Teacher burnout, depressive symptoms, and coping strategies: Their relationship in two samples of teachers

Shelley Carolyn Randall, University of Pennsylvania


There is conceptual confusion about what constitutes teacher burnout, stress, depressive symptoms, and coping. There are varied and overlapping definitions, a high degree of variability in the quality of research, and disagreement as to the relationship between the variables. This dissertation reports a quantitative/qualitative study of the distinctions and relationships among these variables in two school districts, eleven schools, 300 teachers, at elementary, middle school, and high school levels. Standardized measuring instruments (demographic data sheet, Maslach Burnout Inventory, CES-D depressive symptoms scale, and a coping strategy questionnaire), were administered, face-to-face, to a probability sample of 300 teachers; teachers' comments were written down as they filled them out. Extensive qualitative data was collected: entry observations, site observations, interviews with principals, teacher observations. (1) Urban teachers were significantly more burned out on emotional exhaustion and personal accomplishment; urban experienced significantly more depressive symptoms than suburban and the general population. Urban and suburban teachers cited personal problems outside of school and lack of administrative support as stressors; additionally, urban cited job overload and school environments. (2) There were significantly high correlations between some dimensions of burnout and depressive symptoms: (e.g. r =.53, p $<$.001, for emotional exhaustion and depressive symptoms). (3) There were significant differences among the three school levels of teachers. (4) Coping strategies appeared to be a function of the person, quality of interpersonal relationships, and school environment. (5) Correlations between the variables and longevity were confounded by intrapersonal, interpersonal, and environmental factors. Conclusions. The personal quantitative/qualitative approach resulted in unusually high cooperation rates in the target samples: 98% suburban, 93% urban. Having teachers think aloud as they completed the surveys resulted in greater understanding of the variables and measuring instruments. There is more variation in teachers within a school than between schools. Adversity can bind together or divide a teaching staff; a supportive principal can make the difference. Addressing structural and interpersonal aspects of school climate (e.g. policy changes, staff development) can contribute to reduction of stressors contributing to teacher burnout and depressive symptoms, resulting in more productive and healthier learning environments for teachers and students.

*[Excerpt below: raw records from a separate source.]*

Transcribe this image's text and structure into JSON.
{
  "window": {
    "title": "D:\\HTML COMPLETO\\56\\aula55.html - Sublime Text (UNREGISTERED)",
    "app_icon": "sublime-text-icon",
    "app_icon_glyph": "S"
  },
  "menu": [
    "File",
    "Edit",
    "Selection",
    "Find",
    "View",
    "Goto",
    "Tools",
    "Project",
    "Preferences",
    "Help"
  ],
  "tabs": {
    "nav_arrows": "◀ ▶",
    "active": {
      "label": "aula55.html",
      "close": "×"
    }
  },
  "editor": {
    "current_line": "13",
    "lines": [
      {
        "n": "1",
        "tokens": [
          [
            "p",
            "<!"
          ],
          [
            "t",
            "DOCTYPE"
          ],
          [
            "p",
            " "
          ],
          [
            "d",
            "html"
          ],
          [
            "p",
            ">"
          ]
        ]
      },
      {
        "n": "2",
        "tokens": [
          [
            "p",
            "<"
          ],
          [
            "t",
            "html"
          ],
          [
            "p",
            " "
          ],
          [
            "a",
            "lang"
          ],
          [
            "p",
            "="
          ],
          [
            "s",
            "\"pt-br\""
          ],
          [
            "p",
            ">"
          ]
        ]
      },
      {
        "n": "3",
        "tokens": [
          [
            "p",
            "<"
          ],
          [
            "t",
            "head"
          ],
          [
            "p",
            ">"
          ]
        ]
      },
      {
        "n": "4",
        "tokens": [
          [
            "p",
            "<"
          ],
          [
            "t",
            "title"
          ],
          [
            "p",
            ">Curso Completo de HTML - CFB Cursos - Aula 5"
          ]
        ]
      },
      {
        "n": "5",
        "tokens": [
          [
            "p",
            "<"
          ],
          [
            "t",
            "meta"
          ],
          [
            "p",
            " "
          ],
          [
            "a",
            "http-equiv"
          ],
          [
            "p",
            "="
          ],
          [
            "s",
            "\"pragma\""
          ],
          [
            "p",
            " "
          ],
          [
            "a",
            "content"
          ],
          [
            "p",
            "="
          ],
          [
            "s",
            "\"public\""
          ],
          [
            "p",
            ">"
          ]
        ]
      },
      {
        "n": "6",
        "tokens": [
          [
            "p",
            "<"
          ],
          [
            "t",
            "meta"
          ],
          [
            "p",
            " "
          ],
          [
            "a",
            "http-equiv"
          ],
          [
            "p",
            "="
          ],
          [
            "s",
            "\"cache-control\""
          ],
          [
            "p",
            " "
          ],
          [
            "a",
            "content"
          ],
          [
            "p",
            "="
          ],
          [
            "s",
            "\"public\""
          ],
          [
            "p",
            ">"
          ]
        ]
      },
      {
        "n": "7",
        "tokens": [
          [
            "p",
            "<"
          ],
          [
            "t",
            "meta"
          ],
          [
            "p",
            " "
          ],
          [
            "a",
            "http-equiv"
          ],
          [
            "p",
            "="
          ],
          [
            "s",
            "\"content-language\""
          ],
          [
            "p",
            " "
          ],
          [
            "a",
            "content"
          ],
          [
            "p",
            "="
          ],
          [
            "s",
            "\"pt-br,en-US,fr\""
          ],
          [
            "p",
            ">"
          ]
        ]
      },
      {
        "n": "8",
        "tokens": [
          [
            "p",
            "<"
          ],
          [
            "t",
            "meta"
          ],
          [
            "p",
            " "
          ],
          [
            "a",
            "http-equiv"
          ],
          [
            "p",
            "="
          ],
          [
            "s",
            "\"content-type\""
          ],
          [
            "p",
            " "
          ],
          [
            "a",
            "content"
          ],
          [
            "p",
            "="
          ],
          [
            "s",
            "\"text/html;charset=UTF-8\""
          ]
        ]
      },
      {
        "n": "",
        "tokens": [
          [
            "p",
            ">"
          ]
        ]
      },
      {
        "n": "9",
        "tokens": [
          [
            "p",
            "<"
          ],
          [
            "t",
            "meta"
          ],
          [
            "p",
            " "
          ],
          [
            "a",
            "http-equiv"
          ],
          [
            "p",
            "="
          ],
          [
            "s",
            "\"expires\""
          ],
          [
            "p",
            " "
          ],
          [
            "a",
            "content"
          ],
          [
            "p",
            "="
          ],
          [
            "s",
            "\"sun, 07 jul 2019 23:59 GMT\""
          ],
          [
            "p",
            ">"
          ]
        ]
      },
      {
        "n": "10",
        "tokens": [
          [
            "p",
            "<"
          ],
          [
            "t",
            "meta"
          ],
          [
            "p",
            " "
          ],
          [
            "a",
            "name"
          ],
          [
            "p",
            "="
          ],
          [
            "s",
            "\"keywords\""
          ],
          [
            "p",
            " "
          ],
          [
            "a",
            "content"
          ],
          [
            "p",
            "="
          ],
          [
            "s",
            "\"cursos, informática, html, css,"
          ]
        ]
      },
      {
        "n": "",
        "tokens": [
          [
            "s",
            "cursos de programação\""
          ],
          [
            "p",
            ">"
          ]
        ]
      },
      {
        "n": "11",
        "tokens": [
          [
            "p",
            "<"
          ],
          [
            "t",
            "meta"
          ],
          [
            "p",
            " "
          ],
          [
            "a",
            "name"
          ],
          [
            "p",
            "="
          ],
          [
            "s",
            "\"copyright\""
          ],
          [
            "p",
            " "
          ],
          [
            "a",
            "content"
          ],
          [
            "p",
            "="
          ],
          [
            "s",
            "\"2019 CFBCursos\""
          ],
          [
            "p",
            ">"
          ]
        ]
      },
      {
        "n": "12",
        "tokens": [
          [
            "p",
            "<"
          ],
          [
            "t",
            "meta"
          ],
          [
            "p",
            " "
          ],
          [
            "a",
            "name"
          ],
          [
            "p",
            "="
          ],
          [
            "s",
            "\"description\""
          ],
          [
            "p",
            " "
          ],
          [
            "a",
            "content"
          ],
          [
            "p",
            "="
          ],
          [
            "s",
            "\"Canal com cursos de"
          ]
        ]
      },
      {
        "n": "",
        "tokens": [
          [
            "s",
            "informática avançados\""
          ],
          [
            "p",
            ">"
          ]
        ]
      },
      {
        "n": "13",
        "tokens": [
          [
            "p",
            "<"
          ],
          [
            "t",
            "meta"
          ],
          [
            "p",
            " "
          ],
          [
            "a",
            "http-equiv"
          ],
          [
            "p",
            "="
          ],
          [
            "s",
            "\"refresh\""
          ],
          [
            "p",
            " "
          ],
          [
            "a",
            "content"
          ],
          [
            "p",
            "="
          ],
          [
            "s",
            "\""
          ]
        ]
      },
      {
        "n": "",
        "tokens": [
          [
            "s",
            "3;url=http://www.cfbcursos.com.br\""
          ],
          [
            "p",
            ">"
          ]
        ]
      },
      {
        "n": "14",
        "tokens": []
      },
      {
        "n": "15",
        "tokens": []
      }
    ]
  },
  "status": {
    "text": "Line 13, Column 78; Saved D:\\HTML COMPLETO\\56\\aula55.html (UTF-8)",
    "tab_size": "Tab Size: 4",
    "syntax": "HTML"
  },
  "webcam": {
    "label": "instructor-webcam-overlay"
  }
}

Subject Area

School administration|Occupational psychology|Teacher education

Recommended Citation

Randall, Shelley Carolyn, "Teacher burnout, depressive symptoms, and coping strategies: Their relationship in two samples of teachers" (1993). Dissertations available from ProQuest. AAI9321460.